So given this picture, how much talk, outrage or urgency is there about the need to do something about micronutrient malnutrition? It is difficult to measure outrage.  But I have two measures of “talk” for you, both from Google. The first is the Google Ngram reader which tracks the occurrence of words in the 5 million books that Google have digitized. According to this metric we reached “peak micronutrients” around 2002. The number of mentions has been declining since then. The second is the number of times “micronutrients” are mentioned in Google News, ever.  The number for obesity is 2 million. The number for acute malnutrition is 8,810. The number for micronutrients is 327.

OK, so maybe micronutrients have not really captured the public’s imagination, but are nutrition policymakers taking it seriously?  Is there any urgency? Less than you would think.  Only 33% of national nutrition plans contain targets for women’s anaemia reduction compared to 48% for stunting.  In addition, no one seems to be tracking the price of micronutrient rich foods. They are creeping up relative to staple prices. In South Asia, the purchase of 5 a day fruit and vegetables would take up to more than half of a household on $2 a day.

So, I would conclude, from this rather imperfect analysis that the enabling environment for accelerating reductions in micronutrient malnutrition is weak.  What needs to change?

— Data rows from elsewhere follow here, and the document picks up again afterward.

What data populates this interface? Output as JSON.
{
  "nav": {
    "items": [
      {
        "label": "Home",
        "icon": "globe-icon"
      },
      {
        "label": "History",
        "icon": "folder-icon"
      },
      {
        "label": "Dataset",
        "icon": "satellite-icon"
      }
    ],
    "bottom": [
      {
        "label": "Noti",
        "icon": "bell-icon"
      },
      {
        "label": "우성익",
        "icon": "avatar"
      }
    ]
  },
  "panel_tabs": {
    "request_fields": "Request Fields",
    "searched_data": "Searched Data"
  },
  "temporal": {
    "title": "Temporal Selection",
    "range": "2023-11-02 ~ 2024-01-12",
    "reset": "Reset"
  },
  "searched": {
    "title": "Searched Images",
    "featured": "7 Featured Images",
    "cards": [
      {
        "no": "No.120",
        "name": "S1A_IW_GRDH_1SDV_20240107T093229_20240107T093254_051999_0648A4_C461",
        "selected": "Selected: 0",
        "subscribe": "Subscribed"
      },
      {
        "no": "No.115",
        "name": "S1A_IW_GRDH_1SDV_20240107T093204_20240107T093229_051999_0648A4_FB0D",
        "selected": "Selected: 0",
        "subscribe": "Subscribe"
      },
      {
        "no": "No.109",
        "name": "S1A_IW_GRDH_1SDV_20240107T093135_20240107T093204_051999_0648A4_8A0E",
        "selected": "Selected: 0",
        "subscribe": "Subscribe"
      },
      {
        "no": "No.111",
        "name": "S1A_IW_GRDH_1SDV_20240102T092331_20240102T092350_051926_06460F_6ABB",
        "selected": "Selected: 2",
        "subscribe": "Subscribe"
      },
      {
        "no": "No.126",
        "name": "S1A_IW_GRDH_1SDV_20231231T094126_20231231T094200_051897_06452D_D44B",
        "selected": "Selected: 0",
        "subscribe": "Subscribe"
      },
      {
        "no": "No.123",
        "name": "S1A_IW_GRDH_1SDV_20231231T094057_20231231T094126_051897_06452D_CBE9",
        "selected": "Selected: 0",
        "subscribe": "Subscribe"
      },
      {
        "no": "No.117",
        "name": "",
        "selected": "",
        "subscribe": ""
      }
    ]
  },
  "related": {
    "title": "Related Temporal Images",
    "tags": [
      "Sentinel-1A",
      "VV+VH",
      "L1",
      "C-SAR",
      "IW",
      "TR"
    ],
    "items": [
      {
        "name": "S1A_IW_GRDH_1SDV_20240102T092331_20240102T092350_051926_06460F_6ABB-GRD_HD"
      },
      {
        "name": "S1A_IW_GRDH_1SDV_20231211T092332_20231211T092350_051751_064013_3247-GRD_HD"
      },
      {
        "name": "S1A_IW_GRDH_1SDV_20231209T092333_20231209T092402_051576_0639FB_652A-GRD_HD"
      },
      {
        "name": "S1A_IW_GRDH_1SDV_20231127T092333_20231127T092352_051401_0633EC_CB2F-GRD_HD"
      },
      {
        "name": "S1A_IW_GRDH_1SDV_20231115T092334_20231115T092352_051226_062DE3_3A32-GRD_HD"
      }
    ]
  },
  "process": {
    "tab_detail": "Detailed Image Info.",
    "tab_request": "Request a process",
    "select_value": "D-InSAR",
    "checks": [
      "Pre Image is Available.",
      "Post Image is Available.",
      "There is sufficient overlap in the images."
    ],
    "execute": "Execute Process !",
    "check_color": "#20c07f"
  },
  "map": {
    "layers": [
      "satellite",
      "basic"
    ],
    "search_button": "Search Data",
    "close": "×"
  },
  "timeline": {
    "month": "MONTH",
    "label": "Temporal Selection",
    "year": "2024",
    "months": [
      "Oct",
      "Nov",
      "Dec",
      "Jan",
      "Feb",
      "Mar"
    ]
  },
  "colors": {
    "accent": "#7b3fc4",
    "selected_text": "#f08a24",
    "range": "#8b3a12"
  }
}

First, we need to find ways to advocate more effectively for the reduction of micronutrient malnutrition.  The very word “micronutrients” gets us into technical waters very quickly, waters that journalists are mostly unwilling to navigate.  We need to get simple messages across: “low quality diets are a bigger risk factor that unsafe sex, drug, alcohol or tobacco use”; “from food quantity to food quality”; and we need to highlight the monotony of most people’s diets by hypothetically transposing that same monotony to the diets of the well off. We could learn a few things from the techniques that businesses use so effectively to shape and influence consumer choices.  Building alliances with global and national networks of celebrity chefs might be a useful approach: they have a reach we can only dream of. 

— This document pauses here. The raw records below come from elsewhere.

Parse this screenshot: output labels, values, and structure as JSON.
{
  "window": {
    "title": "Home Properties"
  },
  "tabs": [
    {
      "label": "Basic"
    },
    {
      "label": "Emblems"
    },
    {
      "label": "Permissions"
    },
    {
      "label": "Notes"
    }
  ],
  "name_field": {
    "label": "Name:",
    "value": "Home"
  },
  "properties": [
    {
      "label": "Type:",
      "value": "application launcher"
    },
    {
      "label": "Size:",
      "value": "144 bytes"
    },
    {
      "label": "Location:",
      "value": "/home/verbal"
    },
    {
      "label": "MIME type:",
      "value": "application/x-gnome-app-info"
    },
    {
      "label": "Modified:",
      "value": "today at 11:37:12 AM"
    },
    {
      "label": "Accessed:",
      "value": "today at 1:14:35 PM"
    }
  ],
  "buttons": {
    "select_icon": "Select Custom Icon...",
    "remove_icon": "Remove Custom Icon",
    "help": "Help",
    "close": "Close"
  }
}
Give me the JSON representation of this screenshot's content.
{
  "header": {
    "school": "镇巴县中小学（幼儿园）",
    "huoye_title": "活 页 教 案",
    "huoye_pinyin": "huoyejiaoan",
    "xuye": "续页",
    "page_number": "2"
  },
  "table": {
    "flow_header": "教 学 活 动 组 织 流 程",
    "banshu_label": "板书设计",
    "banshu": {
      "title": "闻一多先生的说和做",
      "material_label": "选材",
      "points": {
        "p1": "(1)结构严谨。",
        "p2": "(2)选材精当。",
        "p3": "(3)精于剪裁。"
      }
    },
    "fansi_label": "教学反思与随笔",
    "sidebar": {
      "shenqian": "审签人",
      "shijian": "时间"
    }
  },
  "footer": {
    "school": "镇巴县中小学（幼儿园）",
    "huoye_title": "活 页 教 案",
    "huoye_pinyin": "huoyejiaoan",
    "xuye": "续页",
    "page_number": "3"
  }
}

Second, we need to drastically ramp up accountability.  How are we doing on reducing micronutrient malnutrition rates? Are we improving target setting on these dimensions? What is happening to legislation on fortification and policies to improve diet quality? What is happening on coverage rates of direct micronutrient interventions?  What is happening to spending of governments, donors and businesses on enabling greater access to micronutrients and healthy foods? We have precious little data, but accountability tools need to be developed that highlight this data dearth and make suggestions for filling the gaps.  There are obvious opportunities for teaming up with the Global Nutrition Report team to deepen the accountability around micronutrients, perhaps in a complementary Global Micronutrient Report.

Finally, we need to come together.  As a relative newcomer to the micronutrient world, I am really struck by the tribalism that flares up more often than is productive. You know how it goes:  “diet diversity is the only sustainable approach”; “large scale food fortification violates people’s rights”; “home fortification and supplements are vertical interventions that undermine food systems and medicalize nutrition”; “biofortification is the Trojan horse for GMOs and give plant breeders even less incentives to invest in non-staples.”

I reject these divisions. We need all of these approaches—the mix will differ by context and must be determined by governments themselves. Together they intertwine to form powerful bonds that we can rely on to overcome micronutrient malnutrition. If we work together we can really make a massive dent in micronutrient malnutrition by 2030. We have to check our own self-interests and pet interventions at the doors of government offices and at the doors of the huts, shacks and isolated high rises of those actually living with micronutrient malnutrition. Those who experience the devastation of micronutrient malnutrition should not even have to wait until 2030, let alone until 2084.